The questionnaires were distributed to the different populations of students some populations studied at the same program at two universities in Sweden. During the time the questionnaires were completed, the researcher or an assistant was present to answer possible questions. In all, students answered the questionnaire. The data were analyzed using a qualitative content analysis based on three different research questions. There were two main criticisms of the previous study presented from other researchers. The criticism conveyed applied mostly to the question of whether we could assemble these groups into a joint research group and second to the fact that the results were mostly descriptive.
To counter this criticism and to elaborate on the analysis, a further analysis was conducted. The present analysis or reanalysis was conducted by using an inductive qualitative content analysis based on three open-ended research questions:. Research question 1, listed above, was not included in the first analysis and is being investigated for the first time in this study, while the other two questions are being reanalyzed. Each question was treated as a unit of analysis and was thus analyzed separately.

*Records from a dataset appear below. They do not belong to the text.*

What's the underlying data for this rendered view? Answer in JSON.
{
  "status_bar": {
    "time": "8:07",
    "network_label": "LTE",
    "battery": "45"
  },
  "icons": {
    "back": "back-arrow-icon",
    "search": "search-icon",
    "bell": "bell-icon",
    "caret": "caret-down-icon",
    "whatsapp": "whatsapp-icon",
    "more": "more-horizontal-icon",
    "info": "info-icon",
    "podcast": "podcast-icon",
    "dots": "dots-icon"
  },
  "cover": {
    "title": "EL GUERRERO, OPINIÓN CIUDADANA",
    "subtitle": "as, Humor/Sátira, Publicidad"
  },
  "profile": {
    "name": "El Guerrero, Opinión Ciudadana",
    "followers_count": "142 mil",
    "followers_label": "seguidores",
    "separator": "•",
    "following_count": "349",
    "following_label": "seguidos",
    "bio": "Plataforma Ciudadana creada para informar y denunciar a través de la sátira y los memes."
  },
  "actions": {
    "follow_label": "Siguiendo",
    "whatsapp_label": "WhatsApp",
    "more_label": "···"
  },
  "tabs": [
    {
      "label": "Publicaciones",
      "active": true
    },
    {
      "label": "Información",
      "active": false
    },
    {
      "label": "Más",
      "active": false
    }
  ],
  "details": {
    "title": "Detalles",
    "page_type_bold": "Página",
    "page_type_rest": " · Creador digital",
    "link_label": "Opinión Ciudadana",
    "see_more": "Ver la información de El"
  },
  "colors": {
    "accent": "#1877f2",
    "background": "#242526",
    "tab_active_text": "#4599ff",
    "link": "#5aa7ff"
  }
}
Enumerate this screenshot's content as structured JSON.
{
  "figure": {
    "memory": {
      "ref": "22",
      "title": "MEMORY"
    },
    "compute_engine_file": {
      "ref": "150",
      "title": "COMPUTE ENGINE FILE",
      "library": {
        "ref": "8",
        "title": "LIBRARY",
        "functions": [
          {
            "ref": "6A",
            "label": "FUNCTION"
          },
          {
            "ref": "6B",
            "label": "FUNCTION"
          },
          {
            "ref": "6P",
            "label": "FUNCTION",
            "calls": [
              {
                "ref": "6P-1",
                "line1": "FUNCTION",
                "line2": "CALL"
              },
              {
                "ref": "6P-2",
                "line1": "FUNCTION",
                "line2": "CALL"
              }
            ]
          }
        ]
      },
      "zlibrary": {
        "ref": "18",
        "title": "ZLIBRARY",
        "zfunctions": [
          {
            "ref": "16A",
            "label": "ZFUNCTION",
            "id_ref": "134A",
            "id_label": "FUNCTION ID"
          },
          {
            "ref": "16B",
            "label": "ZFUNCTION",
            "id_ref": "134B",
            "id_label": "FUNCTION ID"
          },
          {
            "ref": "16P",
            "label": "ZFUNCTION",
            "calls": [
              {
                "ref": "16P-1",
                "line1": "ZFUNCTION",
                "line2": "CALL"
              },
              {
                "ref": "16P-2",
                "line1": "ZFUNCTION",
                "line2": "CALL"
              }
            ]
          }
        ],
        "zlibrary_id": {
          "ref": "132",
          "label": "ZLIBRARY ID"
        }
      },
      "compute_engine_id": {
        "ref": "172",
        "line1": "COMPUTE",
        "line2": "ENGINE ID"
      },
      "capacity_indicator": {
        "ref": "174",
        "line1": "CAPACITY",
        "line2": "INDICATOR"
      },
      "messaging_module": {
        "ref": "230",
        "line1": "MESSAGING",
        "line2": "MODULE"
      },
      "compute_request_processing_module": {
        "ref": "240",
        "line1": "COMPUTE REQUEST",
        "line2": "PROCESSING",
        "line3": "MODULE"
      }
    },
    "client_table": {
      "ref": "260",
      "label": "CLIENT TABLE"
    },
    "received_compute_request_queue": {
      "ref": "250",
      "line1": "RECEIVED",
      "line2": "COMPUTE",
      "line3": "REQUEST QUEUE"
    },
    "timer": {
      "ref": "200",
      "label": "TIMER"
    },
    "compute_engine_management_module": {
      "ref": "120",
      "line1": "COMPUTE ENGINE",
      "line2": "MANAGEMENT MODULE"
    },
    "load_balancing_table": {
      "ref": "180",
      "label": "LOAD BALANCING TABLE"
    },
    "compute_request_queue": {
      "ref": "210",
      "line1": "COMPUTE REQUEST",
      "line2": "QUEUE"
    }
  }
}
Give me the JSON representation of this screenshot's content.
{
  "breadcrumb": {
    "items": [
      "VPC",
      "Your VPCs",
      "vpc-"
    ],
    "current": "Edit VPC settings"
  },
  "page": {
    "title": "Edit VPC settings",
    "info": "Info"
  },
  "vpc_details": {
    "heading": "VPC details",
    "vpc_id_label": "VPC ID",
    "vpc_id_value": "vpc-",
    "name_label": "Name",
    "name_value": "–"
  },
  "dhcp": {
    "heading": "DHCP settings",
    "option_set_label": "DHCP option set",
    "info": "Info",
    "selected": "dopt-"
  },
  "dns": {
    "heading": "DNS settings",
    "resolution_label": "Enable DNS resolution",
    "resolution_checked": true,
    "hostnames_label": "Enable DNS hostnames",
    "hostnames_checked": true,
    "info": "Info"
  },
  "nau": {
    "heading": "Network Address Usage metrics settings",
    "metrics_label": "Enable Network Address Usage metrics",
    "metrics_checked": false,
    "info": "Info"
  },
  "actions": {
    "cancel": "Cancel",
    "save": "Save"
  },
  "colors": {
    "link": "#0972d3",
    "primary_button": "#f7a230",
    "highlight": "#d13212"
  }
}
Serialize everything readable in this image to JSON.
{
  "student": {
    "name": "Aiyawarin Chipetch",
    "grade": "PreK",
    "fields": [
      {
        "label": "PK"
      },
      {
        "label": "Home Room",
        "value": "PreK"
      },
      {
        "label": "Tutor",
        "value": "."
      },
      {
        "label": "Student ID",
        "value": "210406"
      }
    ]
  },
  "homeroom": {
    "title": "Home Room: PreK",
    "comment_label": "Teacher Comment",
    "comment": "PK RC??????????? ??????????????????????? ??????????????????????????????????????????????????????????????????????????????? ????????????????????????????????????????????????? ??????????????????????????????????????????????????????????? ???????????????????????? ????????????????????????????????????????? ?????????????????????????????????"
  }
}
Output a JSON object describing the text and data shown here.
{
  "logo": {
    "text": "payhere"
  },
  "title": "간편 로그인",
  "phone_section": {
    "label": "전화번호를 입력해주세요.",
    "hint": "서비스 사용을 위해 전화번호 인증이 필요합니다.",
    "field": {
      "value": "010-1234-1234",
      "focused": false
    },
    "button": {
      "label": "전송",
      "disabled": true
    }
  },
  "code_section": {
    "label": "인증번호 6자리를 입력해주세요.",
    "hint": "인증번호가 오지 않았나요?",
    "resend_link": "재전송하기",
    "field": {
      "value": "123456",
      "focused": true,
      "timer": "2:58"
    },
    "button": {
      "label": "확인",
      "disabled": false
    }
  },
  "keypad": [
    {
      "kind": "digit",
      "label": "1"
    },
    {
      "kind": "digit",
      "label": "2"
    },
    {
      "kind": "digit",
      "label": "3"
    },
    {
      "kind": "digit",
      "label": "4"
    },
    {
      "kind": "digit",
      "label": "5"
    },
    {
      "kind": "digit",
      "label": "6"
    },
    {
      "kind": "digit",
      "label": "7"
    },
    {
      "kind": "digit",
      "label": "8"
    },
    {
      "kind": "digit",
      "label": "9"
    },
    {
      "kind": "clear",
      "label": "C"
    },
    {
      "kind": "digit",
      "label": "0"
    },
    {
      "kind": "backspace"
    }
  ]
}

In the preparation phase, the researcher tried to make sense of the data by becoming familiar with the data corpus.
In the current study, this included transcription and thorough reading of the answers. An open coding system composed of marginal notes and headings began the second phase, which included organizing the data. This second phase, in turn, included open coding, creating categories, and abstraction.
The notes and the headings from the open coding were transferred to coding sheets and then grouped into categories. Categories were formed through the interpretation of the codes that described the same meaning or phenomenon. An abstraction was denominated using the content-characteristic words for this paper: learning, study-social function, and organization. The third phase, reporting , addressed the presentation of the process of analysis and the results. In following these procedures, we aim to expand our understanding of the existing work and to counter the second part of the criticisms, which included criticisms stating that the results were mostly descriptive in nature.
To counter the criticisms regarding the question of whether we could assemble these groups into a joint research group, the qualitative abstraction that emerged from the qualitative content analysis was compared to background information by using SPSS. Three background variables were used: gender, cities, and programs. Translated citations are also included to increase trustworthiness.